In the wake of Stickerz death, I’ve been thinking about how easy it is for me to diminish or even discount what I don’t know. Until I met Stickerz it was easy for me to generalize “chickens” as a “source of protein.” I certainly never considered that hens could have personality, much less that some hens, like some cats, dogs, or people, could be exceptional. Never occurred to me. Why? Because I had no experience.

“Imagine if she had lived her life in an egg factory,” I said to David. “All that talent gone to waste.”

Stickerz was a great huntress, yes. But every chicken is a miniature T-Rex, born to hunt. Not to stand in a cage or a warehouse with a concrete floor. Much to my shame, I never thought of this before I lived with chickens. Frankly, before chickens entered my life, my humanism was limited to humans. I would get impatient with PETA and similar organizations, thinking: yes, the suffering of animals is bad, but isn’t the suffering of humans worse? Not understanding, not even considering, that the two sufferings are deeply intertwined.

When we humans describe the lowest depths of human misery—slavery, sweatshops, forced labor, slums—we often append the words “like an animal.” Finding oneself a human forced by other humans to work, struggle, live and die “like an animal” is the worst state of human experience. But this isn’t because animals, left to their own devices, live and die in a joyless or degenerate way. It is because we have chosen to treat so many millions of animals in our care as if they are not sentient beings. We have relegated them to slavery, sweatshops, forced labor, and slums. We have broken the connection between them and the natural world to which they were born. Along the way, they have become the proxy for large groups of human beings whom the powerful have similarly corralled, confined and largely restricted from their natural birthright.

This continues because the powerful don’t know the humans being subjugated any more than I, four years ago, knew the chickens.

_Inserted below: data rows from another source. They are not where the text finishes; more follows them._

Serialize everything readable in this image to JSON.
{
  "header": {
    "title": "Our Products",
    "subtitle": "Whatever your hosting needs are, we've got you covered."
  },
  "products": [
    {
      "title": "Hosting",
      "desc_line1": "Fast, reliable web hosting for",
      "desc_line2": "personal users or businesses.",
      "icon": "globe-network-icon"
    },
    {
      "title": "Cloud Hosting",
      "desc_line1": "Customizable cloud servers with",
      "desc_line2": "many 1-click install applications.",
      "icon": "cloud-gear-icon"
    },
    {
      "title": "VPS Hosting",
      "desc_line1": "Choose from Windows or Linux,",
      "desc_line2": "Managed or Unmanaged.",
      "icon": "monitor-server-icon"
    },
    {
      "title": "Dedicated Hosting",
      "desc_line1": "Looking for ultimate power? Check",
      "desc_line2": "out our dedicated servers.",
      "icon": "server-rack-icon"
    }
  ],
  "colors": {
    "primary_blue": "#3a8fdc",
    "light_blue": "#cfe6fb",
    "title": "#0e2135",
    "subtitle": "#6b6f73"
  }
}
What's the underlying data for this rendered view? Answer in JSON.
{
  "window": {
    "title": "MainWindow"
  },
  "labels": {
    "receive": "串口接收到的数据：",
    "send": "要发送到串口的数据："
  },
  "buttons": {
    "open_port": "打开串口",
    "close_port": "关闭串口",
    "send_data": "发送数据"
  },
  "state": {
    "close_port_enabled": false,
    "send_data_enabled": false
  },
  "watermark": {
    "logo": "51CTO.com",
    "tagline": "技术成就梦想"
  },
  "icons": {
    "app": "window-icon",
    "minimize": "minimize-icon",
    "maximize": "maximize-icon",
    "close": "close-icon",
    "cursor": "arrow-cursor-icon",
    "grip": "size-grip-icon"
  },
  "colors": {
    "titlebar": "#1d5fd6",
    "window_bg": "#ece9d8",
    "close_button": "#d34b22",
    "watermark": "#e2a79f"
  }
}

As I was once able to think of “chickens” as a “source of protein,” many powerful humans think of the less powerful as “the poor,” “the labor force,” “the fill-in-the-blank nationality or race” or, worst of all “civilian collateral damage.” The life of the human working 12-hour shifts on the concrete floor of a packing plant or standing in line for a bucket of iffy water in a ghetto or refugee camp or fleeing a drone strike explosion with children in tow is not considered by the powerful because the powerful know nothing about that life. That life, a distinct human self, does not exist to the powerful, any more than the lives of millions of chickens and cattle and hogs brought to an end each year. We have created a system in which neither the lives of the animals, nor the lives of the disposable humans can be recognized. “Progress” as it has generally been defined depends on the invisibility of both.

I reject this definition of progress. Not only is it morally corrupt, it is also practically stupid. The senseless suffering and death on which such progress depends can’t be sustained. Why not? Because it depends on division. It demands a sustained suspension of disbelief, which is to say, it asks us to agree that while other lives, many lives, even most lives don’t matter, our lives do. Human history shows that we’re only good at suspending disbelief, which is to say believing the unbelievable, for so long. Then the house comes a-tumbling down. It always has, thus I expect it always will.

Stickerz taught me to experience her as a self. For her short time in my life, she was a force that demanded a reckoning. By her personality, I was persuaded.

Certainly every human would be even more persuasive, if given the chance, any chance, to be known. What I call progress is not a flight from such knowledge, but a rush toward it, for the sake of animals and humans, all of us, an indivisible One.

Stickerz in Dawn's Truck, June 2013 at Brightside Acres.
Stickerz in Dawn's Truck, June 2013 at Brightside Acres.